Digital pay TV and OTT TV both growing globally, but the US consumer has its scissors out
via Flickr © smuconlaw (CC BY-SA 2.0)
- In most parts of the world both pay TV and OTT TV are growing with OTT growing fastest
- In the US OTT is growing fast and trad pay TV is falling off a cliff
- US CATV costs are a big factor
- That and the fact that 55 per cent say they only take the pay TV because broadband is bundled with it
Don’t write off television in general and pay TV in particular just yet. On the global stage Digital Pay TV subscriptions - for cable, satellite and IPTV - are continuing to rise, reaching 1 billion last year, according to researchers, IHS Markit. However, at the same time new subscriptions to Netflix and other OTT services grew even faster. In fact according the researchers there were three new subscriptions to the likes of Netflix, Hulu and Amazon Prime Video for every new digital pay TV subscriber.
So TV overall is doing well, it’s just that OTT TV is doing even better. Once the figures are broken out, though, it’s apparent that some regions of the world are growing their pay TV bases strongly, others not so much. The Asia-Pacific region accounted for 83 per cent of pay TV net additions largely driven by IPTV growth in China. However, even there the ever-increasing penetration of smartphones and improvements in mobile network coverage and affordability still drove three times as many OTT subscriptions at the same time. Western Europe has taken to OTT even faster, with eight OTT subscriptions being added for every pay TV net addition, while in Central and Eastern Europe is growing its pay TV and OTT subscriptions at about the same rate.
IHS Markit says it expects to see OTT subscriptions continue to grow globally over the next five years, as Amazon and Netflix continue to invest in local and localized content, and as virtual pay TV operators start to appear and grow outside the US.
US in digital pay TV decline
The US, however, is seeing digital pay TV subscription decline rapidly, with the sector losing 3 million homes in 2017. Meanwhile OTT subscriptions increased by nearly 30 million.
According to Deloitte’s Digital Media Trends Survey, for the first time, more than half of US households now subscribe to Netflix, Amazon, Hulu and the like.
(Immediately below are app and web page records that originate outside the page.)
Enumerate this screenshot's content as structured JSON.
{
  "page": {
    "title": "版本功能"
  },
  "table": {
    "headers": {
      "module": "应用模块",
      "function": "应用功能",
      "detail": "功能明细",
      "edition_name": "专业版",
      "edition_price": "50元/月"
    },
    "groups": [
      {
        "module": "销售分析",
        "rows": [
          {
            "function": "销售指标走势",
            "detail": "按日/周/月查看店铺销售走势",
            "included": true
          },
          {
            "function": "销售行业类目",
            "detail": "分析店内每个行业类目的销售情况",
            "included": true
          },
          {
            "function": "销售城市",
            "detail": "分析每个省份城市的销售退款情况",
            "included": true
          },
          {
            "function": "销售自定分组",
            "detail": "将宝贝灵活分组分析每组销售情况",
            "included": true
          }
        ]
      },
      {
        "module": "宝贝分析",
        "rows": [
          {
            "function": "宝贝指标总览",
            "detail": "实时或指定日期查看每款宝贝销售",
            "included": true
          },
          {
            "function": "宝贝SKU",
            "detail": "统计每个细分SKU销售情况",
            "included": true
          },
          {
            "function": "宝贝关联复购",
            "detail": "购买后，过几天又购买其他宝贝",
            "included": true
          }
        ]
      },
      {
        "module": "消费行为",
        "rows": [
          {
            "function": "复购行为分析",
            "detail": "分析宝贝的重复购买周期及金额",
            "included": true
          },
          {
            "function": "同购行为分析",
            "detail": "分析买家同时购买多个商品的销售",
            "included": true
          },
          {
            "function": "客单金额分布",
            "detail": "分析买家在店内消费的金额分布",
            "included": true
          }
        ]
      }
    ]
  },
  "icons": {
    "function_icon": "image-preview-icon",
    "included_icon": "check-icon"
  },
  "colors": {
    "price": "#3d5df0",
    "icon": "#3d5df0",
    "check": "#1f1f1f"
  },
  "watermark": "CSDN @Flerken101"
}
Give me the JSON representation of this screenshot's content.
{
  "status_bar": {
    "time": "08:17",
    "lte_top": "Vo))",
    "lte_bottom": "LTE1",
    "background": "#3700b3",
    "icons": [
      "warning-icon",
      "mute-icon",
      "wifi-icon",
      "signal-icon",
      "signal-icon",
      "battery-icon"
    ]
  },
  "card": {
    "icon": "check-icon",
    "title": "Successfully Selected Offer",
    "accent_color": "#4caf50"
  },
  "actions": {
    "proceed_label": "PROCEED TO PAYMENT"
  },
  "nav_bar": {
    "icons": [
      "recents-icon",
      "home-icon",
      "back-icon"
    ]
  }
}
But unlike in much of the rest of the world, that growth seems to be at the expense of pay TV subscriptions.
Deloitte found that 55 per cent of U.S. households now subscribe to at least one video streaming service - marking a 450 per cent surge since 2009. With more than 200 streaming video on demand (SVOD) options in the US, the average streaming customer is paying for three platforms and consumers are collectively spending more than $2 billion monthly on streaming services. Meanwhile, pay TV subscriptions dropped precipitously to 63 per cent of households from 75 per cent only last year.
Overall, the average American watches 38 hours per week of video content, 39 per cent of which is streamed, and nearly half of all US consumers are streaming television content every day or weekly — up 11 per cent year over year. Meanwhile, consumers are cutting the cord on pay television (or had never subscribed in the first place) , especially those under the age of 52.
US pay TV outfits’ attachment to the ‘big bundle’ of channels haigh pricing might have a lot to do with the switch.
Deloitte’s research threw up the following consumer opinions in the US
- 46% of all pay TV subscribers said they are dissatisfied with their service, and 70% of consumers feel they get too little value for their money.
- Among respondents who said they no longer have a pay TV subscription, 27% reported that they cancelled their service within the last year.
- 22% of millennials say they have never subscribed to a pay TV service.
- 22% of all consumers without pay TV say they don't watch enough TV to justify the expense and another 19% say they simply cannot afford it.
- Tellingly, 56% of current pay TV subscribers say they keep their pay TV because it's bundled with their home internet access.